This concept plays an important role in the study of well-developed turbulence.

### Lewis Fry Richardson

**Lewis RichardsonRichardsonLewis F. Richardson**

For instance, in large bodies of water like oceans this coefficient can be found using Richardson's four-third power law and is governed by the random walk principle. The Russian mathematician Andrey Kolmogorov proposed the first statistical theory of turbulence, based on the aforementioned notion of the energy cascade (an idea originally introduced by Richardson) and the concept of self-similarity.

He was also interested in atmospheric turbulence and performed many terrestrial experiments.

### Inviscid flow

**inviscidinviscid fluiddissipation-less limit**

The energy "cascades" from these large-scale structures to smaller scale structures by an inertial and essentially inviscid mechanism.

These "inviscid flow arrangements" are vortex-like and may play a key role in the formation of the tornado, the tropical cyclone, and turbulence.

### Snow fence

**snow fencingsnowfence**

Snow fences work by causing turbulence in the wind, such that it drops much of its snow load on the lee side of the fence.

### Vortex

**vorticesvorticalvortex lines**

In general terms, in turbulent flow, unsteady vortices appear of many sizes which interact with each other, consequently drag due to friction effects increases.

Vortices are a major component of turbulent flow.

### Parasitic drag

**form draginterference dragdrag**
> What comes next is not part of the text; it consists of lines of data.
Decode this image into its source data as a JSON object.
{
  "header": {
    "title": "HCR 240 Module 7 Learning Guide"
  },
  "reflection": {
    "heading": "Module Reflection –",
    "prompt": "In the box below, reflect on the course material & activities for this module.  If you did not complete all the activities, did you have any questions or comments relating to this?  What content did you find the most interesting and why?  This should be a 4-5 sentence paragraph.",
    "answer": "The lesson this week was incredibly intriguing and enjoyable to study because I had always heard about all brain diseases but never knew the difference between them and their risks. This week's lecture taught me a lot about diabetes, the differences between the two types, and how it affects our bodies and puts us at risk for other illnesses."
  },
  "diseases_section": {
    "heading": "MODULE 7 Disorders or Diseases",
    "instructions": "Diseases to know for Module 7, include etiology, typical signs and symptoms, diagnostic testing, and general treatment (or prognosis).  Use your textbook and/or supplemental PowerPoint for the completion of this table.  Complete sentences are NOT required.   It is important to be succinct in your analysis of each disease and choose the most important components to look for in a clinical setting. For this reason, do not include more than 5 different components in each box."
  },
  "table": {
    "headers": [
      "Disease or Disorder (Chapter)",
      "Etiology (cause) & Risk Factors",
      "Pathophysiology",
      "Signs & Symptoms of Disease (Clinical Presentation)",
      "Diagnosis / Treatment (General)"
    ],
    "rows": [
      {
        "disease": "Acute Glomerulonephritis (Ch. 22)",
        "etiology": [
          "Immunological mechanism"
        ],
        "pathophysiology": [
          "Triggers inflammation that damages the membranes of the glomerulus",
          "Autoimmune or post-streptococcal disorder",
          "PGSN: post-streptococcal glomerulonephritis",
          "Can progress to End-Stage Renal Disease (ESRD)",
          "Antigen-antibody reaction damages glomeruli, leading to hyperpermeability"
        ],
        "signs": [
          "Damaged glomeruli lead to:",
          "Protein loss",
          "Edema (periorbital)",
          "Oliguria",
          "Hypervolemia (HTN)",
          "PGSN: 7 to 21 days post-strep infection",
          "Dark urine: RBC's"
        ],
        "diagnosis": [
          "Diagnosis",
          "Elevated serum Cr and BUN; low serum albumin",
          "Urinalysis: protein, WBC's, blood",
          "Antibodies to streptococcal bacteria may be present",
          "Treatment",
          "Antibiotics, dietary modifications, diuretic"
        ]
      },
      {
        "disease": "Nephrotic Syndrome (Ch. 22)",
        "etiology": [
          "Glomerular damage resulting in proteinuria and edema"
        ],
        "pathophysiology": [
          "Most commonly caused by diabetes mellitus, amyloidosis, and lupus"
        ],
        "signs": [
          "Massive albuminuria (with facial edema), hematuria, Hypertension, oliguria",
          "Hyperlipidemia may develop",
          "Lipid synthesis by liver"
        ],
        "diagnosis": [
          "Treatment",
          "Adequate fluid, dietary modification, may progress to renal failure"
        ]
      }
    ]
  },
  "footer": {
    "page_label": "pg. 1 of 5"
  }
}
:For comparison, the turbulent empirical relation known as the 1/7 Power Law (derived by Theodore von Kármán) is:

### Fluid dynamics

**hydrodynamicshydrodynamicfluid flow**

In fluid dynamics, turbulence or turbulent flow is fluid motion characterized by chaotic changes in pressure and flow velocity.

Turbulent flows are unsteady by definition.

### Vortex stretching

**stretchingstretching the vortexvortex tubes**

;Rotationality : Turbulent flows have non-zero vorticity and are characterized by a strong three-dimensional vortex generation mechanism known as vortex stretching.

Vortex stretching is at the core of the description of the turbulence energy cascade from the large scales to the small scales in turbulence.

### Andrey Kolmogorov

**KolmogorovAndrei KolmogorovA. N. Kolmogorov**

The Russian mathematician Andrey Kolmogorov proposed the first statistical theory of turbulence, based on the aforementioned notion of the energy cascade (an idea originally introduced by Richardson) and the concept of self-similarity.

Andrey Nikolaevich Kolmogorov (, 25 April 1903 – 20 October 1987) was a Soviet mathematician who made significant contributions to the mathematics of probability theory, topology, intuitionistic logic, turbulence, classical mechanics, algorithmic information theory and computational complexity.

### Dissipation

**dissipateddissipativepower dissipation**

;Dissipation : To sustain turbulent flow, a persistent source of energy supply is required because turbulence dissipates rapidly as the kinetic energy is converted into internal energy by viscous shear stress.

Waves or oscillations, lose energy over time, typically from friction or turbulence.

### Large eddy simulation

**LESlarge-eddy simulationLarge Eddy Simulation (LES)**

Large eddy simulation (LES) is a mathematical model for turbulence used in computational fluid dynamics.

### Navier–Stokes equations

**Navier-Stokes equationsNavier-Stokes equationNavier–Stokes equation**

Although it is possible to find some particular solutions of the Navier–Stokes equations governing fluid motion, all such solutions are unstable to finite perturbations at large Reynolds numbers.

The nonlinearity makes most problems difficult or impossible to solve and is the main contributor to the turbulence that the equations model.